Following our eSafety Coffee Morning at OJR, click here to find all the links mentioned at the presentation.

Below is just a small number of links to a huge selection of resources that we think will help inform your internet use as a family, click on the links together and find a wealth of information. We also include some resources for parents at the bottom of the page including the use of privacy settings to keep your personal details private. Many games appear to be child-friendly but actually are not moderated by the owners of the site which inevitably allows the potential for cyberbullying and grooming to take place within the chat facilities of the site. There are always new 'crazes' of games and sites gaining popularity with children; by sharing the experience of your child's online presence, playing the games together, talking about what is and is not appropriate, you help protect your family from becoming involved in unsuitable situations.

Parents - We welcome your input.
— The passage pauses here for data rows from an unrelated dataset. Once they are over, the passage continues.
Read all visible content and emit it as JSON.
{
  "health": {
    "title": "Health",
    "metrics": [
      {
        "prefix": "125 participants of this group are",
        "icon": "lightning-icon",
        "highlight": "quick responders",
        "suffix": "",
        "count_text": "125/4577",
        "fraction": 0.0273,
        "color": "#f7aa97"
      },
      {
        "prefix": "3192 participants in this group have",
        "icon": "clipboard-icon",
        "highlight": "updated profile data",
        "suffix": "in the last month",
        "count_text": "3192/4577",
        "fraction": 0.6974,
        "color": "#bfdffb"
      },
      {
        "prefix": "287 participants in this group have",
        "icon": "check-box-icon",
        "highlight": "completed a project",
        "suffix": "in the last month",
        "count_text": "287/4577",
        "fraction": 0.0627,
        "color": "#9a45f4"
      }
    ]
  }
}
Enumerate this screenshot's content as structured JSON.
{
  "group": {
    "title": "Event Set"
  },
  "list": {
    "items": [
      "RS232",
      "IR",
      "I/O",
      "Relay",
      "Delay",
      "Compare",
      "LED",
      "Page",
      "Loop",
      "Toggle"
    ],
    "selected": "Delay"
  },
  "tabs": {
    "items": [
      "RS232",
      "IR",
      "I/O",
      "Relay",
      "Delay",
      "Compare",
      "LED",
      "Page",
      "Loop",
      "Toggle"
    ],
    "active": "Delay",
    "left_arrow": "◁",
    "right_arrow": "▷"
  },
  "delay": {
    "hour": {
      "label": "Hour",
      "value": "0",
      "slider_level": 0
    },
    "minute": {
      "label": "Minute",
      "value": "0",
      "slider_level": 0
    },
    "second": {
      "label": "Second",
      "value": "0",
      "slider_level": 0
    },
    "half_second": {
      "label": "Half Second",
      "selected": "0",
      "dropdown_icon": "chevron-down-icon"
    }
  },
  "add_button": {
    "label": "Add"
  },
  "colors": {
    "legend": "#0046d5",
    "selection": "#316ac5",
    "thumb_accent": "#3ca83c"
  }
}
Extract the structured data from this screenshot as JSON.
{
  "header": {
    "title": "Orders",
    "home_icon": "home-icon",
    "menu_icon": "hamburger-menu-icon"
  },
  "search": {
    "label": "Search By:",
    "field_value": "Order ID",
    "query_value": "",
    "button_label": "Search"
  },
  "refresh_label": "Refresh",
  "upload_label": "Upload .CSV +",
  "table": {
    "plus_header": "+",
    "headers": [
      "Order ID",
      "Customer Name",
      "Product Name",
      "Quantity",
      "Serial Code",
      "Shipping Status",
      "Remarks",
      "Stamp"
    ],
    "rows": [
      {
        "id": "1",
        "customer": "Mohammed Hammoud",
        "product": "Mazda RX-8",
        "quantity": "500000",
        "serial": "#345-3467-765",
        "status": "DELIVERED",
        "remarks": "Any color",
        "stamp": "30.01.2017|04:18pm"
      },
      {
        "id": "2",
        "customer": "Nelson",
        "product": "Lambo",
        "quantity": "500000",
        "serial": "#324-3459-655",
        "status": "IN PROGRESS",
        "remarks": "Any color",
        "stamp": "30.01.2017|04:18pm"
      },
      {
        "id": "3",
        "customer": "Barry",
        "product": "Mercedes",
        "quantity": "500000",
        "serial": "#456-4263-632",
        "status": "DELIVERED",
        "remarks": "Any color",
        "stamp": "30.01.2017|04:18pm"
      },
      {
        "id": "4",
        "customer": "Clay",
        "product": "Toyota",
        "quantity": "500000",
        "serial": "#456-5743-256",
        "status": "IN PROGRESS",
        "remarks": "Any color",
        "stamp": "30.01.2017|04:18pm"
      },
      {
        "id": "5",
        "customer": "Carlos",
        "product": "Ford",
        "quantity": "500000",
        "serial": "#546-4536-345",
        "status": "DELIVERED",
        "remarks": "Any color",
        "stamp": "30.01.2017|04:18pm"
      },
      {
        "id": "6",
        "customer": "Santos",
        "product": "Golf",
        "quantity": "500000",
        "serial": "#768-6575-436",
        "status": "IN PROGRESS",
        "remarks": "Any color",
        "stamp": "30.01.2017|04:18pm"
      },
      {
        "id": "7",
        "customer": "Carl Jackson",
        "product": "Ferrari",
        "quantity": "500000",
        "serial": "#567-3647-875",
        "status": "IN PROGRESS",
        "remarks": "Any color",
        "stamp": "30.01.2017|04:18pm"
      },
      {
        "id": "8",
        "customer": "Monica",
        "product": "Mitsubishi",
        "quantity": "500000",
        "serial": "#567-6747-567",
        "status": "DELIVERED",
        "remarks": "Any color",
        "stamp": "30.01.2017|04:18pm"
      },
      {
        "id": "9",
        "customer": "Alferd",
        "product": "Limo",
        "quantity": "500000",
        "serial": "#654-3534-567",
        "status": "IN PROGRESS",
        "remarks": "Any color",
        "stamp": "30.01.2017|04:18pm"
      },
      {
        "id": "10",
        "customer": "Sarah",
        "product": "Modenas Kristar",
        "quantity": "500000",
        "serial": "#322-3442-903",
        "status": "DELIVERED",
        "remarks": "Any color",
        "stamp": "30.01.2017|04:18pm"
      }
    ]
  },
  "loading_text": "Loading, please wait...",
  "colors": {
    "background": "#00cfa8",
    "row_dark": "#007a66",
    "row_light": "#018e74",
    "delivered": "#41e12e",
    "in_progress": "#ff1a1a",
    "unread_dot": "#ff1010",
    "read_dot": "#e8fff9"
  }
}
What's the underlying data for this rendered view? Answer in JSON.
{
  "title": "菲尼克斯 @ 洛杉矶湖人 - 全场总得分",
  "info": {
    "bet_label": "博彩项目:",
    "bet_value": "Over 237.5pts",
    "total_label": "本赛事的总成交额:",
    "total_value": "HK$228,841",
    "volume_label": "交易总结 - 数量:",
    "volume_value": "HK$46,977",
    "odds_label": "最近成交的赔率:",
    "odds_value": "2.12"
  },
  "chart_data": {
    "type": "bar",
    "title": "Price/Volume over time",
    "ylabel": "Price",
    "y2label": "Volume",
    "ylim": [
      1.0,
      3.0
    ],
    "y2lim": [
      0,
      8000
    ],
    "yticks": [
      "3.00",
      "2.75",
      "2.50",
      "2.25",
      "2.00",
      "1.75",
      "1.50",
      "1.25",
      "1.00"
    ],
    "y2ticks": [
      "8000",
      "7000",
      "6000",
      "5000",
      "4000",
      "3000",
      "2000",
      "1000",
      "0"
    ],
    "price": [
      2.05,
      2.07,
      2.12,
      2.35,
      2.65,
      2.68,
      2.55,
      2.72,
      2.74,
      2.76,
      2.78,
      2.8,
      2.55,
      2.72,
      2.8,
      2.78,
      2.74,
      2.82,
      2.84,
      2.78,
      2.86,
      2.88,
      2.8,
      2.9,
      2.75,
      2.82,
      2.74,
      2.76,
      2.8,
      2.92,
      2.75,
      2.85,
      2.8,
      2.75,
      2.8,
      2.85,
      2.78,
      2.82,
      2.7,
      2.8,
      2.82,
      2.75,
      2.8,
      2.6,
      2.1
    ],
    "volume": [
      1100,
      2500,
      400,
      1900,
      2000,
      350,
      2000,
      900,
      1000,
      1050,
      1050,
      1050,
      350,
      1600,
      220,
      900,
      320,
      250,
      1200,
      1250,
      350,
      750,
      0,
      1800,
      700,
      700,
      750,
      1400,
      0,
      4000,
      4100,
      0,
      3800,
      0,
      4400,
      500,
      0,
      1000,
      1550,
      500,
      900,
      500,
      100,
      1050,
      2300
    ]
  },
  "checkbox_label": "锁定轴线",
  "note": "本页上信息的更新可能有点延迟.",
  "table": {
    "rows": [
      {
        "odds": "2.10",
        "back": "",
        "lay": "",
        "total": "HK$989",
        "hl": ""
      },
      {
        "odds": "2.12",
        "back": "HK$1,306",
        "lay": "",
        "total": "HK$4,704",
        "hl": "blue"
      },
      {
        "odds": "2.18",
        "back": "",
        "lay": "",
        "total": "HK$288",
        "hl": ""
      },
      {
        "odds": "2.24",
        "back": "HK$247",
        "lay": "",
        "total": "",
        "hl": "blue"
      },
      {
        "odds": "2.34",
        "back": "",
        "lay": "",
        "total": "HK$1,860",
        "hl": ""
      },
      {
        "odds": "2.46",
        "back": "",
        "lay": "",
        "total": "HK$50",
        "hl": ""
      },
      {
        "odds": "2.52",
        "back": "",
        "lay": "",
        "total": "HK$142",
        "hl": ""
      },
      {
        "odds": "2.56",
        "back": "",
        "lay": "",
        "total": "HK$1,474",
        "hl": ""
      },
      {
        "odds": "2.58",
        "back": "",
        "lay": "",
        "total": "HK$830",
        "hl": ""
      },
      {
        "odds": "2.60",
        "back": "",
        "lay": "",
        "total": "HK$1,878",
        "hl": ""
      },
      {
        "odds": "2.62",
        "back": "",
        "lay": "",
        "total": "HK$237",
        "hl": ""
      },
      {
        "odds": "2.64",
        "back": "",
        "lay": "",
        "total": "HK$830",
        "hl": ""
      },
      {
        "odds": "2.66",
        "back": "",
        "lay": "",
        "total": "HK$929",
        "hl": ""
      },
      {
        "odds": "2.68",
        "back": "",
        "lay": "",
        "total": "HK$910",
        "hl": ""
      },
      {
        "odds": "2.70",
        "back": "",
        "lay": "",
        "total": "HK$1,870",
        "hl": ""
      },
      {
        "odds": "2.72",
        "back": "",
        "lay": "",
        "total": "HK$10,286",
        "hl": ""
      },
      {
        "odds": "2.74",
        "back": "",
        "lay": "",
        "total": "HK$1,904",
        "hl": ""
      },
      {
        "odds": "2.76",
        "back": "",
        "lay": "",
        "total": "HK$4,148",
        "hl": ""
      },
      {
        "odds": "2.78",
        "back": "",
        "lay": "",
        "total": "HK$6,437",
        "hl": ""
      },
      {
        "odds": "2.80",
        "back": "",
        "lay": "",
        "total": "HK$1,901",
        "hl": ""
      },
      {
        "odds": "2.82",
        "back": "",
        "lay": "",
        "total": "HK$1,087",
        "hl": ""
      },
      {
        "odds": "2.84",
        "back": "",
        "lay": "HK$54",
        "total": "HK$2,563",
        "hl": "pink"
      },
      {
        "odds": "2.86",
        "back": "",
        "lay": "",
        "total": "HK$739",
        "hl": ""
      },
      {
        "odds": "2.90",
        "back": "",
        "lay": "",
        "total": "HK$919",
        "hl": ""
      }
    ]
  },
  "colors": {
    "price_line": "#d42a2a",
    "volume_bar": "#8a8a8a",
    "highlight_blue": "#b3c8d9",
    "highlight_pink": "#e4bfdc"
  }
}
Please click here to take our internet use survey
Children - click here to take our internet use survey - tell us what you enjoy about the internet.
Be Share Aware – Safety advice from a 10 year old - NSPCC information video.

Stand up to Cyberbullying

Cyberbullying -
a Newsround special

A film  by Jam-AV & Eastlands Primary School on the effects of Cyberbullying

Horrible Histories -
Guide to Internet Privacy

Horrible Histories -
Surfing the Web Safely

Horrible Histories -
Spam Internet Safety

Why not build your own avatar for your online profile picture? Searching  for pictures – this site has a family friendly policy

Use a child-friendly search engine

like this Kids Rex or Swiggle

A reminder of the KS1 eSafety Rules at St James’ Internet Matters for 0 – 5 years Browser security settings - how to stay safe when searching the internet.
A reminder of the KS2 eSafety Rules at St James’ Internet Matters for 6 – 10 years Click here for our Top 10 tips for internet safety from LGFL

Kidsmart – full of great clicks and tricks for children to get up-to-date and test their internet safety skills

CBBC Stay Safe films, tips and tricks with all your TV favourites

Why not make a family charter of acceptable internet use and keep it by the computer? Click here for some ideas and templates to get you started.

Do you have something you are worried about? Click here and report, anonymously if you wish, to Whisper. We will always try and help

Who can I contact if I am troubled by something I have seen on the internet

Think U Know - useful information and links about eSafety

Information for Parents:
A CEOP video about
online grooming

 Information for Parents:
A CEOP video called
"The world changes;
children don't"

Information for Parents:
A CEOP video about children protecting their personal information

Parent's Guide to Pokemon Go by

Parental Controls Interactive Guide by

Parental controls by

Net Aware, a simple guide for parents to the most popular social networks, apps and games.

Google Safety Centre - advice on your browser settings

LGFL's eSafety resources for parents

Information about Cyberbullying including 'How to deal with Cyberbullying?' and 'Am I a Cyberbully?'. Sign up to the NSPCC icebreaker email series; become an expert on your child's online world in 6 weeks.

A useful website for checking out game reviews and their suitability for children is 

A range of additional links, tips and resources  from called Concerned Parents Toolbox